Joseph Stiglitz is a Nobel laureate and a former chief economist of the World Bank. He’s a leading Keynesian and an opponent of austerity measures. At the same time, he’s highly sceptical of monetary stimulus – in particular, the practice of quantitative easing.
As he explains in a piece for Project Syndicate, this puts him on the same page as many rightwing economists, but not for the same reasons:
- “Central banks on both sides of the Atlantic took extraordinary monetary-policy measures in September: the long awaited “QE3” (the third dose of quantitative easing by the United States Federal Reserve), and the European Central Bank’s announcement that it will purchase unlimited volumes of troubled eurozone members’ government bonds. Markets responded euphorically, with stock prices in the US, for example, reaching post-recession highs.
- “Others, especially on the political right, worried that the latest monetary measures would fuel future inflation and encourage unbridled government spending.”
These fears seem justified. After all, inflation is what normally happens when governments turn on the printing presses. However, these are not normal times:
- “In fact, both the critics’ fears and the optimists’ euphoria are unwarranted. With so much underutilized productive capacity today, and with immediate economic prospects so dismal, the risk of serious inflation is minimal.”
Well, OK, if the deflationary influence of all that spare capacity and economic pessimism is counteracting the potential for an inflationary spending binge, then what’s counteracting the positive potential of QE i.e. the generous supply of cheap money for productive investment?
Stiglitz has various suggestions. For instance, no amount liquidity is going to help a system that people think is about to go bust anyway:
- “…consider a case like Spain, where so much money has fled the banking system – and continues to flee as Europe fiddles over the implementation of a common banking system. Just adding liquidity, while continuing current austerity policies, will not reignite the Spanish economy.”
Then there’s the problem of directing the flow of all that newly created money:
- “…in the US, the smaller banks that largely finance small and medium-size enterprises have been all but neglected. The federal government – under both President George W. Bush and Barack Obama – allocated hundreds of billions of dollars to prop up the mega-banks, while allowing hundreds of these crucially important smaller lenders to fail.”
So, for these and other reasons, Stiglitz concludes that monetary stimulus won’t work – which to, his mind, only leaves one option:
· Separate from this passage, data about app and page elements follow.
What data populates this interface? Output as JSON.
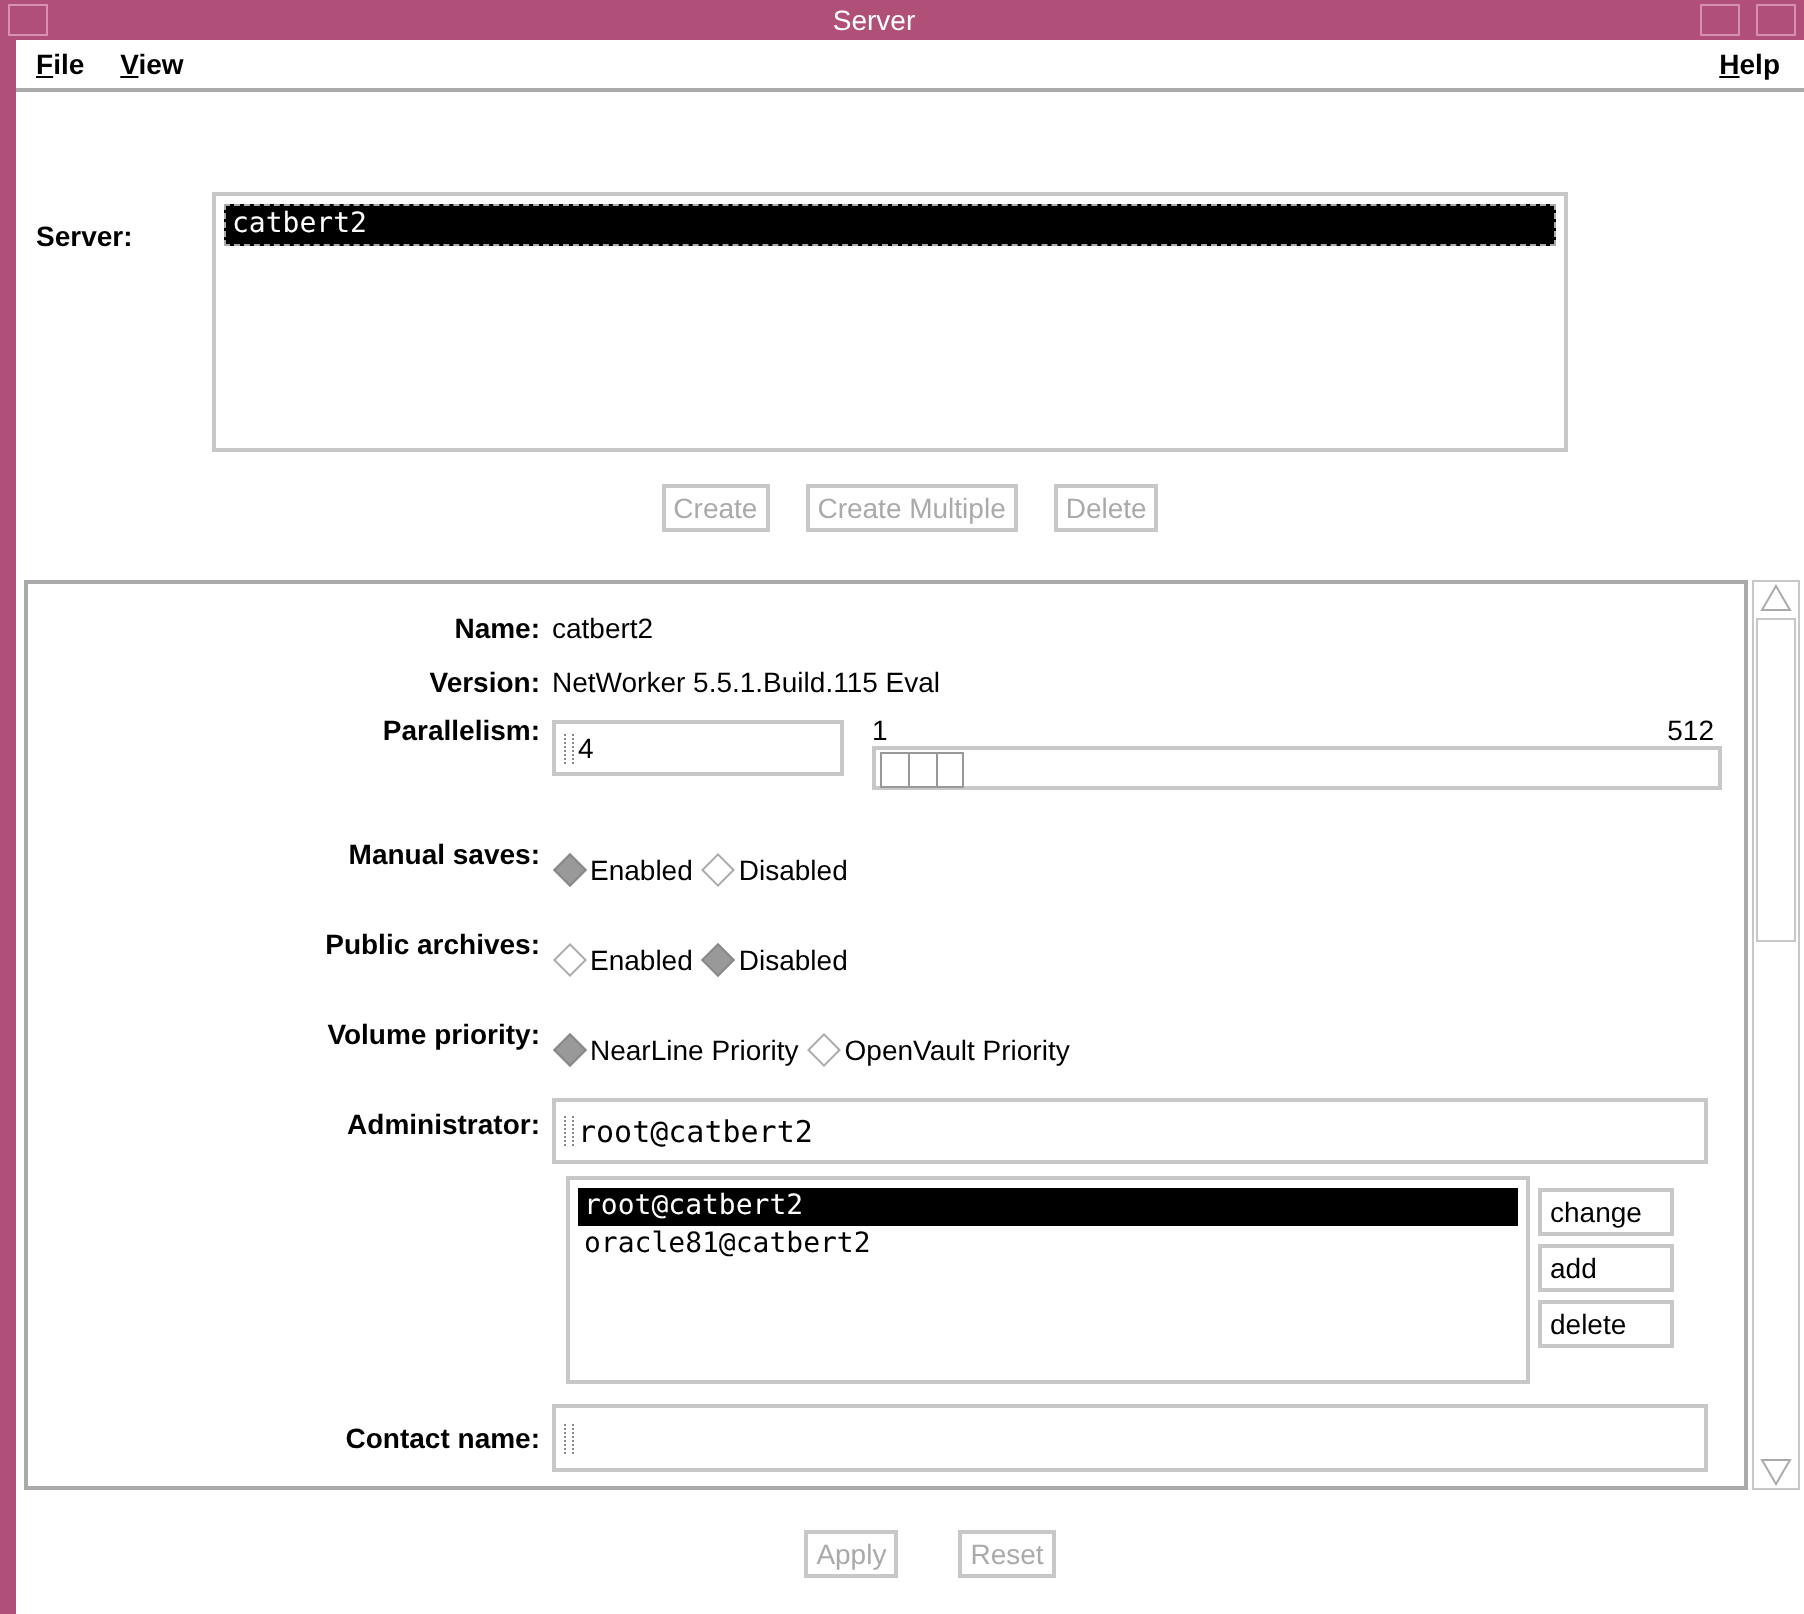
{
  "window": {
    "title": "Server"
  },
  "menu": [
    {
      "label": "File",
      "mnemonic": true
    },
    {
      "label": "View",
      "mnemonic": true
    },
    {
      "label": "Help",
      "mnemonic": true
    }
  ],
  "server": {
    "label": "Server:",
    "items": [
      {
        "text": "catbert2",
        "selected": true
      }
    ]
  },
  "server_buttons": [
    {
      "label": "Create",
      "disabled": true
    },
    {
      "label": "Create Multiple",
      "disabled": true
    },
    {
      "label": "Delete",
      "disabled": true
    }
  ],
  "form": {
    "name": {
      "label": "Name:",
      "value": "catbert2"
    },
    "version": {
      "label": "Version:",
      "value": "NetWorker 5.5.1.Build.115 Eval"
    },
    "parallelism": {
      "label": "Parallelism:",
      "value": "4",
      "min": "1",
      "max": "512",
      "level": 0.006
    },
    "radios": [
      {
        "label": "Manual saves:",
        "options": [
          {
            "label": "Enabled",
            "selected": true
          },
          {
            "label": "Disabled",
            "selected": false
          }
        ]
      },
      {
        "label": "Public archives:",
        "options": [
          {
            "label": "Enabled",
            "selected": false
          },
          {
            "label": "Disabled",
            "selected": true
          }
        ]
      },
      {
        "label": "Volume priority:",
        "options": [
          {
            "label": "NearLine Priority",
            "selected": true
          },
          {
            "label": "OpenVault Priority",
            "selected": false
          }
        ]
      }
    ],
    "administrator": {
      "label": "Administrator:",
      "value": "root@catbert2",
      "items": [
        {
          "text": "root@catbert2",
          "selected": true
        },
        {
          "text": "oracle81@catbert2",
          "selected": false
        }
      ],
      "buttons": [
        "change",
        "add",
        "delete"
      ]
    },
    "contact": {
      "label": "Contact name:"
    }
  },
  "bottom_buttons": [
    {
      "label": "Apply",
      "disabled": true
    },
    {
      "label": "Reset",
      "disabled": true
    }
  ]
}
- “…the stimulus that is needed – on both sides of the Atlantic – is a fiscal stimulus. Monetary policy has proven ineffective, and more of it is unlikely to return the economy to sustainable growth.”
But, surely, what applies to monetary stimulus also applies to fiscal stimulus? If fear of insolvency is prompting investors to pull their money from at-risk nations, then how will even more indebtedness be of any help? And, if the cash created by QE isn’t getting through to productive enterprises, the why should extra government spending be any more effective? Won’t the money just disappear into the same old black holes of waste, bail-out and patronage?
After all, it’s not as if monetary stimulus is always pursued instead of fiscal stimulus. In Britain and America, for instance, unprecedented levels of quantitative easing have gone hand-in-hand with unprecedented levels of debt-funding spending. The results should not inspire us to double-down on either bet.